  9. Students who, for medical, family/personal, or employment-related reasons, are unable to complete an assignment or to sit for an examination at the scheduled time may apply to defer an assessment in a course. Such a request must be accompanied by appropriate supporting documentation. One of the following temporary grades may be awarded IDS (Incomplete - Deferred Examination; IDM (Incomplete Deferred Make-up); IDB (Incomplete - Both Deferred Examination and Deferred Make-up).

  10. Harvard (AGPS) is the referencing system required in this course. Students should use Harvard (AGPS) style in their assignments to format details of the information sources they have cited in their work. The Harvard (AGPS) style to be used is defined by the USQ Library's referencing guide.
    http://www.usq.edu.au/library/referencing

Other requirements

  1. Students can expect that questions in assessment items in this course may draw upon knowledge and skills that they can reasonably be expected to have acquired before enrolling in the course. This includes knowledge contained in pre-requisite courses and appropriate communication, information literacy, analytical, critical thinking, problem solving or numeracy skills. Students who do not possess such knowledge and skills should not expect to achieve the same grades as those students who do possess them.

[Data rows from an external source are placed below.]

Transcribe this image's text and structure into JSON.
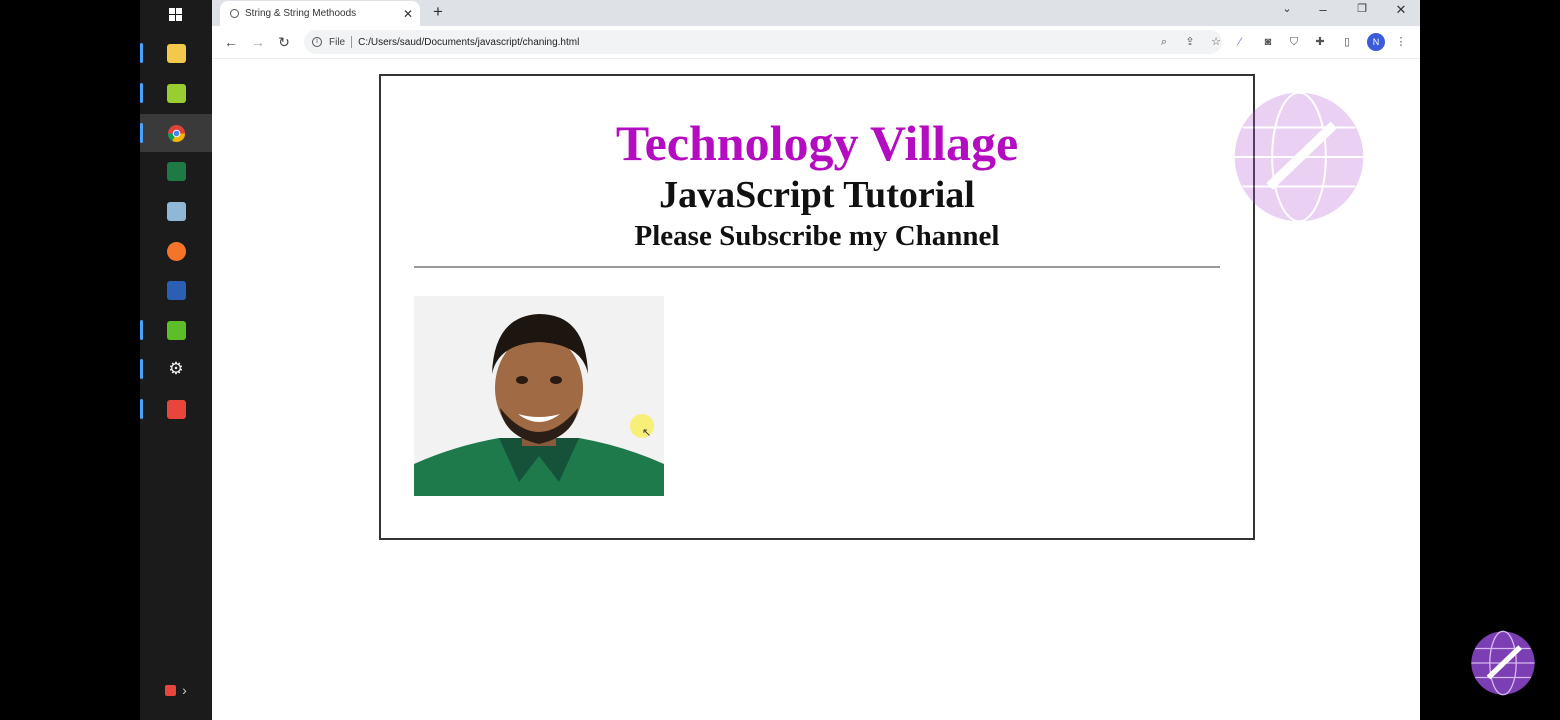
{
  "browser": {
    "tab": {
      "title": "String & String Methoods"
    },
    "address": {
      "scheme": "File",
      "url": "C:/Users/saud/Documents/javascript/chaning.html"
    },
    "profile_initial": "N"
  },
  "page": {
    "title": "Technology Village",
    "subtitle": "JavaScript Tutorial",
    "subscribe_text": "Please Subscribe my Channel"
  },
  "taskbar": {
    "apps": [
      "windows-start",
      "file-explorer",
      "notepad",
      "chrome",
      "excel",
      "app",
      "firefox",
      "word",
      "camtasia",
      "settings",
      "recorder"
    ]
  },
  "colors": {
    "title": "#b40cc0",
    "accent": "#3b5bdb",
    "jersey": "#1e7a4a"
  }
}
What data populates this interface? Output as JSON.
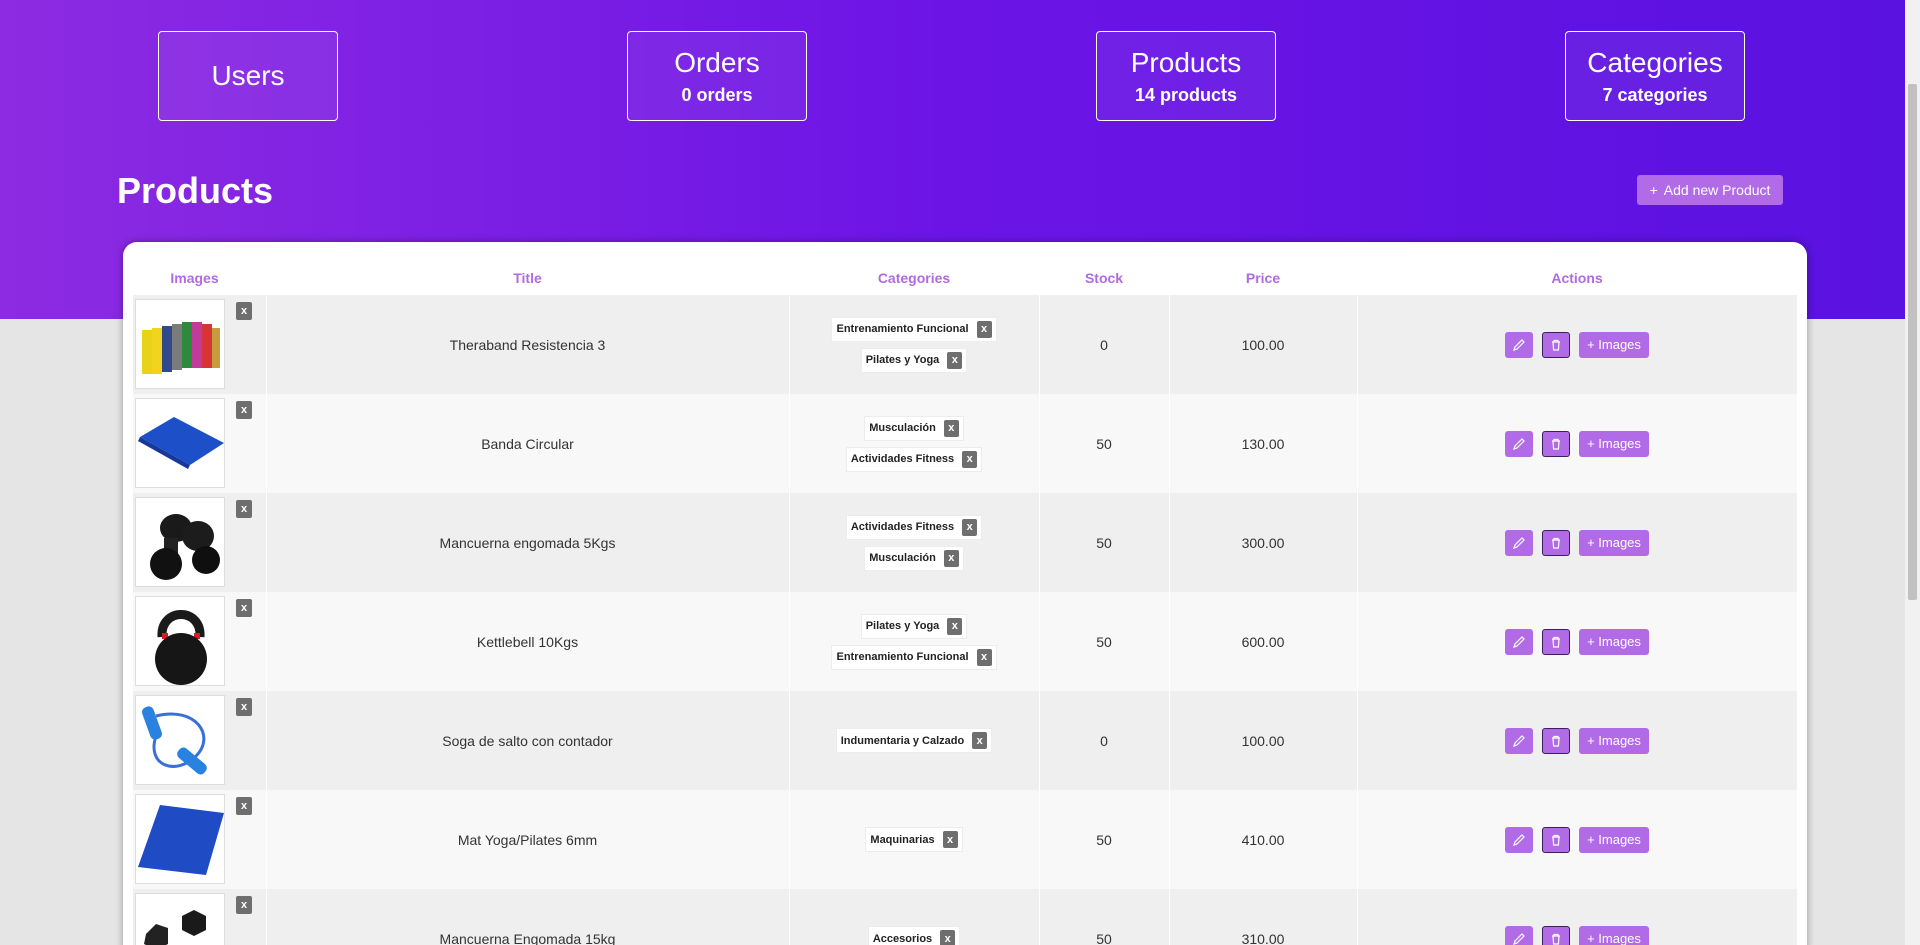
{
  "stats": [
    {
      "title": "Users",
      "sub": ""
    },
    {
      "title": "Orders",
      "sub": "0 orders"
    },
    {
      "title": "Products",
      "sub": "14 products"
    },
    {
      "title": "Categories",
      "sub": "7 categories"
    }
  ],
  "page_title": "Products",
  "add_button": {
    "icon": "+",
    "label": "Add new Product"
  },
  "table": {
    "headers": [
      "Images",
      "Title",
      "Categories",
      "Stock",
      "Price",
      "Actions"
    ],
    "remove_label": "x",
    "images_button": "+ Images",
    "rows": [
      {
        "image": "resistance-bands",
        "title": "Theraband Resistencia 3",
        "categories": [
          "Entrenamiento Funcional",
          "Pilates y Yoga"
        ],
        "stock": "0",
        "price": "100.00"
      },
      {
        "image": "circular-band",
        "title": "Banda Circular",
        "categories": [
          "Musculación",
          "Actividades Fitness"
        ],
        "stock": "50",
        "price": "130.00"
      },
      {
        "image": "dumbbells",
        "title": "Mancuerna engomada 5Kgs",
        "categories": [
          "Actividades Fitness",
          "Musculación"
        ],
        "stock": "50",
        "price": "300.00"
      },
      {
        "image": "kettlebell",
        "title": "Kettlebell 10Kgs",
        "categories": [
          "Pilates y Yoga",
          "Entrenamiento Funcional"
        ],
        "stock": "50",
        "price": "600.00"
      },
      {
        "image": "jump-rope",
        "title": "Soga de salto con contador",
        "categories": [
          "Indumentaria y Calzado"
        ],
        "stock": "0",
        "price": "100.00"
      },
      {
        "image": "yoga-mat",
        "title": "Mat Yoga/Pilates 6mm",
        "categories": [
          "Maquinarias"
        ],
        "stock": "50",
        "price": "410.00"
      },
      {
        "image": "hex-dumbbells",
        "title": "Mancuerna Engomada 15kg",
        "categories": [
          "Accesorios"
        ],
        "stock": "50",
        "price": "310.00"
      }
    ]
  },
  "colors": {
    "accent": "#b26be6",
    "hero_start": "#8d2be2",
    "hero_end": "#5a12e0"
  }
}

  2. Students can expect that questions in assessment items in this course may draw upon knowledge and skills that they can reasonably be expected to have acquired before enrolling in the course. This includes knowledge contained in pre-requisite courses and appropriate communication, information literacy, analytical, critical thinking, problem solving or numeracy skills. Students who do not possess such knowledge and skills should not expect to achieve the same grades as those students who do possess them.